For some reason, under many circumstances I feel more at ease in the presence of strangers than I do among those who know me. Perhaps that’s why I felt relieved to hitchhike home rather than ride with my siblings the remainder of the roadtrip. Waiting near the highway didn’t last too long, but I bet I could have learned a lot more if it did. A man named Rick picked me up, or was it Steve? Either way, I got lucky in that he was driving through Colorado from Alaska to Texas. Conversation was easy, and he even asked me to drive for a while so he could rest his eyes. I met my siblings at our Colorado home about thirty minutes after they arrived. Was I lucky? Blinded by the belief that I was invincible? Reckless?
That characteristic of recklessness could be called a common ally to many of my actions. But what is recklessness? Raised in a traditional American culture where the mindset claims recklessness is a negative quality, I have (understandably) criticized its place in my life for years. Then one day, tucked in a snug in an Irish Pub in Colorado Springs, a friend and colleague confronted my paradigm point blank.
“Why did you do that?” He asked.
“Do what?” I responded, setting my steak knife back down near my plate.
“You just licked your knife. That was pretty.. reckless.” Jack’s eyes twinkled, a smile playing at their corners. He proceeded to engage me in this concept.
Why are you criticizing this recklessness? Because in turn you are doubting yourself; but you don’t really doubt yourself – you just think you ought to. His argument? My subconscious choice to lick the knife displayed a trust in myself to guard my tongue from the angle of the blade. Intuition.
A lot of us traveling are faced with moments where we depend on our intuition. Our loved ones and networks and families and friends present questions, oppositions, and perils at hand… it’s reckless to take gap year(s) to venture abroad. Why jeopardize your future by putting off attaining that college degree? But too many of us now don’t want to wait until we’re retired to see the world, because – just like that college degree can’t guarantee an American a career today, we don’t have a way of knowing we’ll live long enough to retire from it.

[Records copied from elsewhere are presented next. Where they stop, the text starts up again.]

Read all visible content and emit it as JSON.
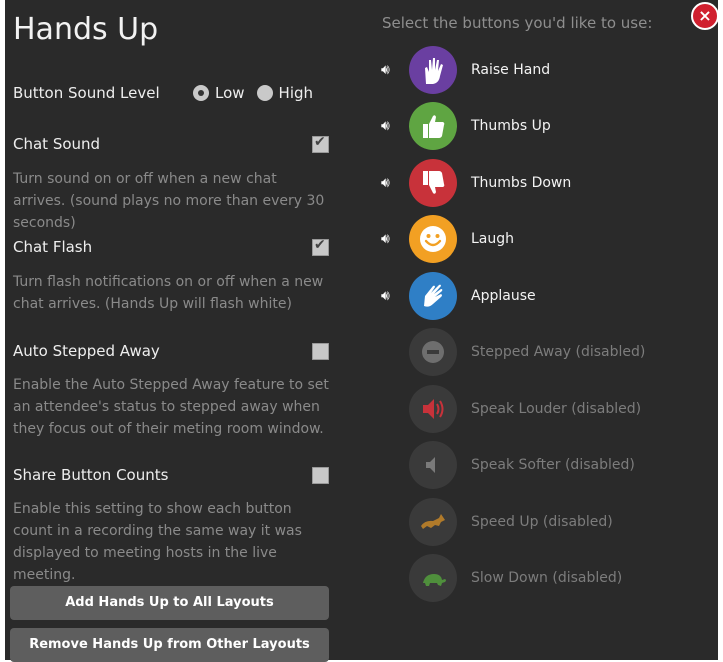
{
  "title": "Hands Up",
  "settings": {
    "sound_level": {
      "label": "Button Sound Level",
      "options": [
        "Low",
        "High"
      ],
      "selected": "Low"
    },
    "chat_sound": {
      "label": "Chat Sound",
      "checked": true,
      "desc": "Turn sound on or off when a new chat arrives. (sound plays no more than every 30 seconds)"
    },
    "chat_flash": {
      "label": "Chat Flash",
      "checked": true,
      "desc": "Turn flash notifications on or off when a new chat arrives. (Hands Up will flash white)"
    },
    "auto_away": {
      "label": "Auto Stepped Away",
      "checked": false,
      "desc": "Enable the Auto Stepped Away feature to set an attendee's status to stepped away when they focus out of their meting room window."
    },
    "share_counts": {
      "label": "Share Button Counts",
      "checked": false,
      "desc": "Enable this setting to show each button count in a recording the same way it was displayed to meeting hosts in the live meeting."
    }
  },
  "actions": {
    "add_label": "Add Hands Up to All Layouts",
    "remove_label": "Remove Hands Up from Other Layouts"
  },
  "close_label": "×",
  "right_heading": "Select the buttons you'd like to use:",
  "buttons": [
    {
      "label": "Raise Hand",
      "icon": "raise-hand-icon",
      "color": "#6a3fa1",
      "enabled": true
    },
    {
      "label": "Thumbs Up",
      "icon": "thumbs-up-icon",
      "color": "#5fa542",
      "enabled": true
    },
    {
      "label": "Thumbs Down",
      "icon": "thumbs-down-icon",
      "color": "#c8323a",
      "enabled": true
    },
    {
      "label": "Laugh",
      "icon": "laugh-icon",
      "color": "#f2a023",
      "enabled": true
    },
    {
      "label": "Applause",
      "icon": "applause-icon",
      "color": "#2f7fc6",
      "enabled": true
    },
    {
      "label": "Stepped Away (disabled)",
      "icon": "stepped-away-icon",
      "color": "#3a3a3a",
      "enabled": false
    },
    {
      "label": "Speak Louder (disabled)",
      "icon": "speak-louder-icon",
      "color": "#3a3a3a",
      "enabled": false
    },
    {
      "label": "Speak Softer (disabled)",
      "icon": "speak-softer-icon",
      "color": "#3a3a3a",
      "enabled": false
    },
    {
      "label": "Speed Up (disabled)",
      "icon": "speed-up-icon",
      "color": "#3a3a3a",
      "enabled": false
    },
    {
      "label": "Slow Down (disabled)",
      "icon": "slow-down-icon",
      "color": "#3a3a3a",
      "enabled": false
    }
  ]
}
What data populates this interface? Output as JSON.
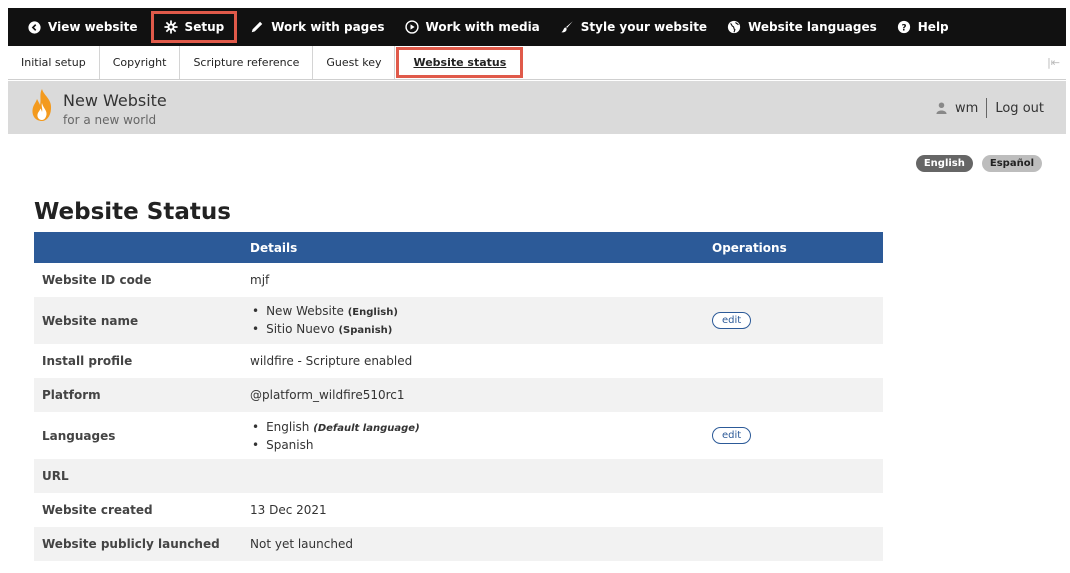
{
  "adminbar": {
    "items": [
      {
        "label": "View website",
        "icon": "chevron-left-circle-icon"
      },
      {
        "label": "Setup",
        "icon": "gear-icon"
      },
      {
        "label": "Work with pages",
        "icon": "pencil-icon"
      },
      {
        "label": "Work with media",
        "icon": "play-circle-icon"
      },
      {
        "label": "Style your website",
        "icon": "brush-icon"
      },
      {
        "label": "Website languages",
        "icon": "globe-icon"
      },
      {
        "label": "Help",
        "icon": "help-icon"
      }
    ]
  },
  "tabs": {
    "items": [
      {
        "label": "Initial setup"
      },
      {
        "label": "Copyright"
      },
      {
        "label": "Scripture reference"
      },
      {
        "label": "Guest key"
      },
      {
        "label": "Website status"
      }
    ],
    "collapse_icon": "|⇤"
  },
  "site": {
    "name": "New Website",
    "slogan": "for a new world",
    "logo_icon": "flame-icon"
  },
  "user": {
    "name": "wm",
    "logout": "Log out"
  },
  "languages": {
    "english": "English",
    "spanish": "Español"
  },
  "page": {
    "title": "Website Status"
  },
  "table": {
    "headers": [
      "",
      "Details",
      "Operations"
    ],
    "rows": {
      "id_code": {
        "label": "Website ID code",
        "value": "mjf"
      },
      "name": {
        "label": "Website name",
        "items": [
          {
            "text": "New Website",
            "tag": "(English)"
          },
          {
            "text": "Sitio Nuevo",
            "tag": "(Spanish)"
          }
        ],
        "op": "edit"
      },
      "profile": {
        "label": "Install profile",
        "value": "wildfire - Scripture enabled"
      },
      "platform": {
        "label": "Platform",
        "value": "@platform_wildfire510rc1"
      },
      "languages": {
        "label": "Languages",
        "items": [
          {
            "text": "English",
            "tag": "(Default language)"
          },
          {
            "text": "Spanish",
            "tag": ""
          }
        ],
        "op": "edit"
      },
      "url": {
        "label": "URL",
        "value": ""
      },
      "created": {
        "label": "Website created",
        "value": "13 Dec 2021"
      },
      "launched": {
        "label": "Website publicly launched",
        "value": "Not yet launched"
      }
    }
  },
  "colors": {
    "adminbar_bg": "#111111",
    "highlight": "#e05a4a",
    "table_header": "#2c5a98",
    "header_bg": "#dadada"
  }
}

By no means am I ignoring that there are consequences to our actions. I suppose it’s just more essential to me [individualism at its finest] to take these kind of risks rather than to assume the most dire of situations and never believe I was capable to face those moments as they came. But I didn’t just learn about recklessness the day I let my stubborn heart conquer my rational thought process. I learned about forgiveness. Because, upon being reunited with my siblings in our Rocky Mountain pad, I was enveloped in hugs. What seemed like a battle worth fighting at the time could have cost me those relationships, or worse. We all have that list in our mind’s world of stupid things we can’t believe we went through with. That’s one of mine.

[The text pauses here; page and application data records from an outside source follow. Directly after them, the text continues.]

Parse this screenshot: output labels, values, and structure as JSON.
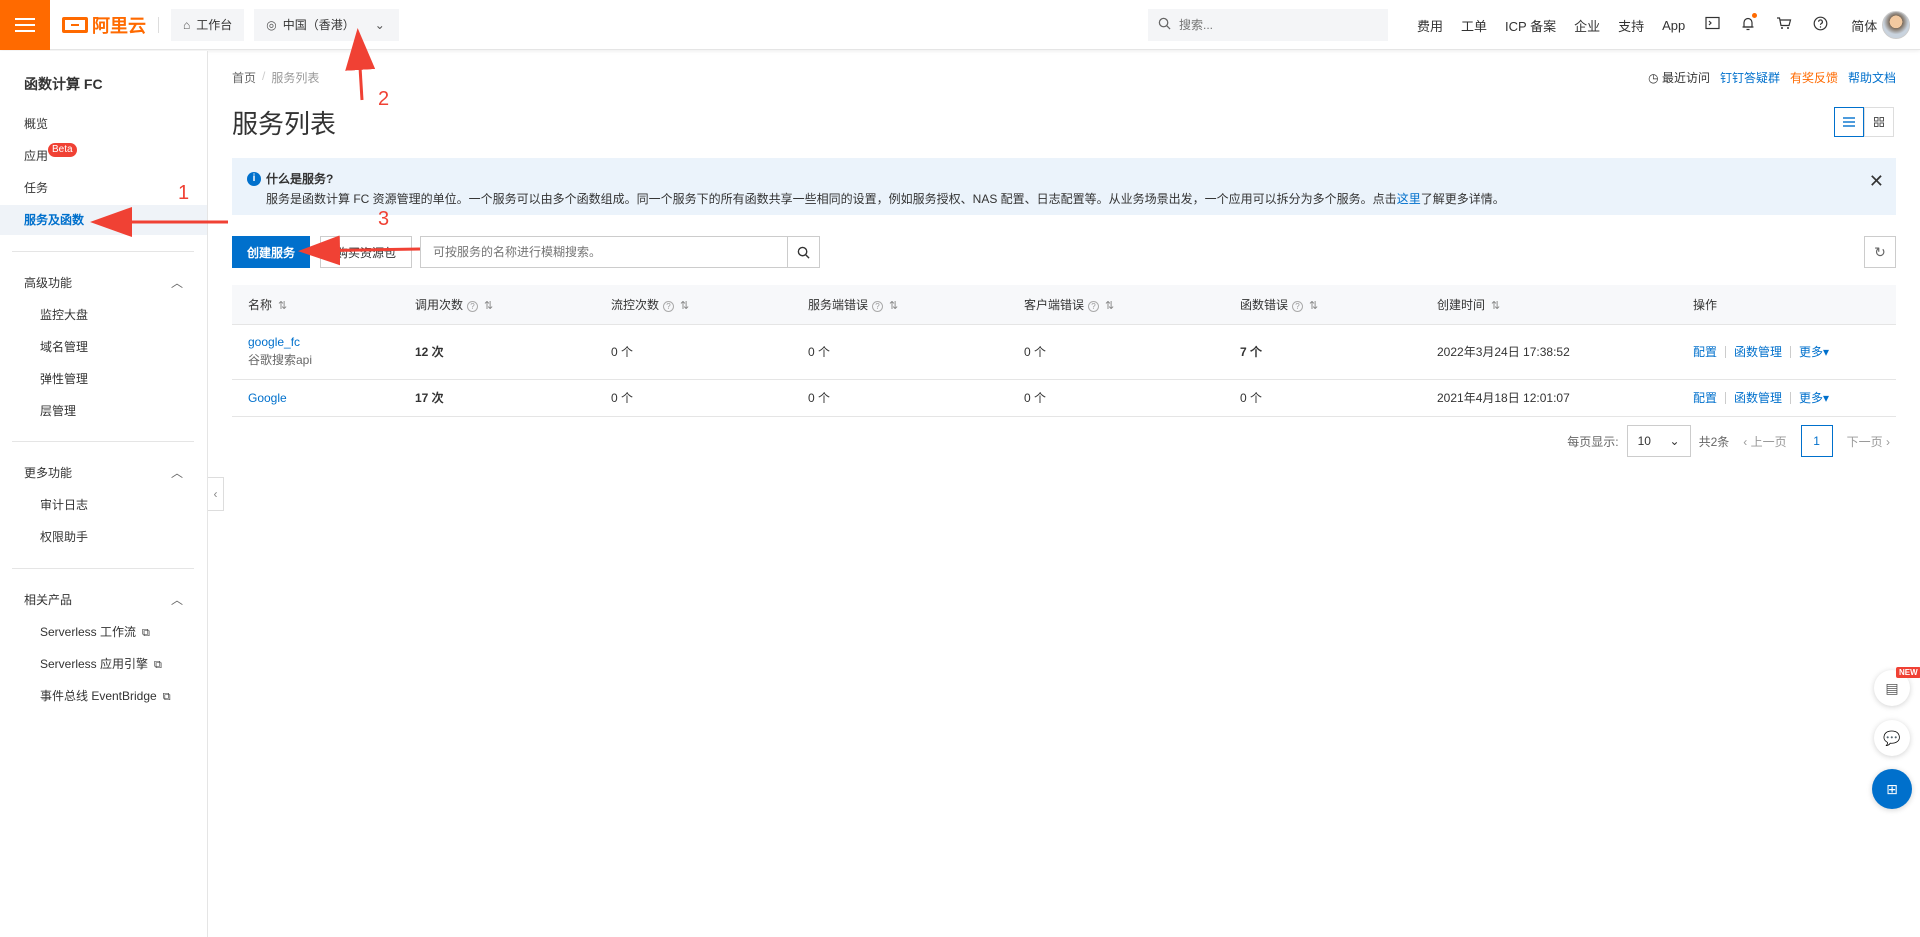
{
  "topbar": {
    "logo_text": "阿里云",
    "workbench_label": "工作台",
    "region_label": "中国（香港）",
    "search_placeholder": "搜索...",
    "links": [
      "费用",
      "工单",
      "ICP 备案",
      "企业",
      "支持",
      "App"
    ],
    "lang_label": "简体",
    "icons": [
      "terminal-icon",
      "bell-icon",
      "cart-icon",
      "help-icon"
    ]
  },
  "sidebar": {
    "title": "函数计算 FC",
    "items": [
      {
        "label": "概览"
      },
      {
        "label": "应用",
        "badge": "Beta"
      },
      {
        "label": "任务"
      },
      {
        "label": "服务及函数",
        "active": true
      }
    ],
    "groups": [
      {
        "label": "高级功能",
        "items": [
          "监控大盘",
          "域名管理",
          "弹性管理",
          "层管理"
        ]
      },
      {
        "label": "更多功能",
        "items": [
          "审计日志",
          "权限助手"
        ]
      },
      {
        "label": "相关产品",
        "items": [
          "Serverless 工作流",
          "Serverless 应用引擎",
          "事件总线 EventBridge"
        ]
      }
    ]
  },
  "breadcrumb": [
    "首页",
    "服务列表"
  ],
  "header_links": {
    "recent": "最近访问",
    "dingtalk": "钉钉答疑群",
    "feedback": "有奖反馈",
    "docs": "帮助文档"
  },
  "page_title": "服务列表",
  "info": {
    "title": "什么是服务?",
    "text_before": "服务是函数计算 FC 资源管理的单位。一个服务可以由多个函数组成。同一个服务下的所有函数共享一些相同的设置，例如服务授权、NAS 配置、日志配置等。从业务场景出发，一个应用可以拆分为多个服务。点击",
    "link": "这里",
    "text_after": "了解更多详情。"
  },
  "toolbar": {
    "create_label": "创建服务",
    "buy_label": "购买资源包",
    "search_placeholder": "可按服务的名称进行模糊搜索。"
  },
  "table": {
    "headers": [
      "名称",
      "调用次数",
      "流控次数",
      "服务端错误",
      "客户端错误",
      "函数错误",
      "创建时间",
      "操作"
    ],
    "rows": [
      {
        "name": "google_fc",
        "desc": "谷歌搜索api",
        "calls": "12 次",
        "throttle": "0 个",
        "server_err": "0 个",
        "client_err": "0 个",
        "func_err": "7 个",
        "created": "2022年3月24日 17:38:52"
      },
      {
        "name": "Google",
        "desc": "",
        "calls": "17 次",
        "throttle": "0 个",
        "server_err": "0 个",
        "client_err": "0 个",
        "func_err": "0 个",
        "created": "2021年4月18日 12:01:07"
      }
    ],
    "ops": [
      "配置",
      "函数管理",
      "更多"
    ]
  },
  "pagination": {
    "page_size_label": "每页显示:",
    "page_size": "10",
    "total": "共2条",
    "prev": "上一页",
    "current": "1",
    "next": "下一页"
  },
  "annotations": [
    "1",
    "2",
    "3"
  ],
  "floating": {
    "new_badge": "NEW"
  },
  "colors": {
    "brand": "#ff6a00",
    "primary": "#0070cc",
    "error": "#f04134",
    "annotation": "#f04134"
  }
}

Beginning today, each Thursday I will be sharing stories and lessons learned whilst traveling. Before my 30th birthday on March 25, 2018, I anticipate having traveled to thirty countries. Some of what I share will be humorous, while other perspectives I offer will be informative or philosophical in nature concerning countries and cultures I have had the utmost honor of observing. In all reality, occasionally what I have to say will be solemn and shared with a heavy-heart. But anything that you can grasp and apply to your life, your journey or being, is what I hope for you. Thank you for reading!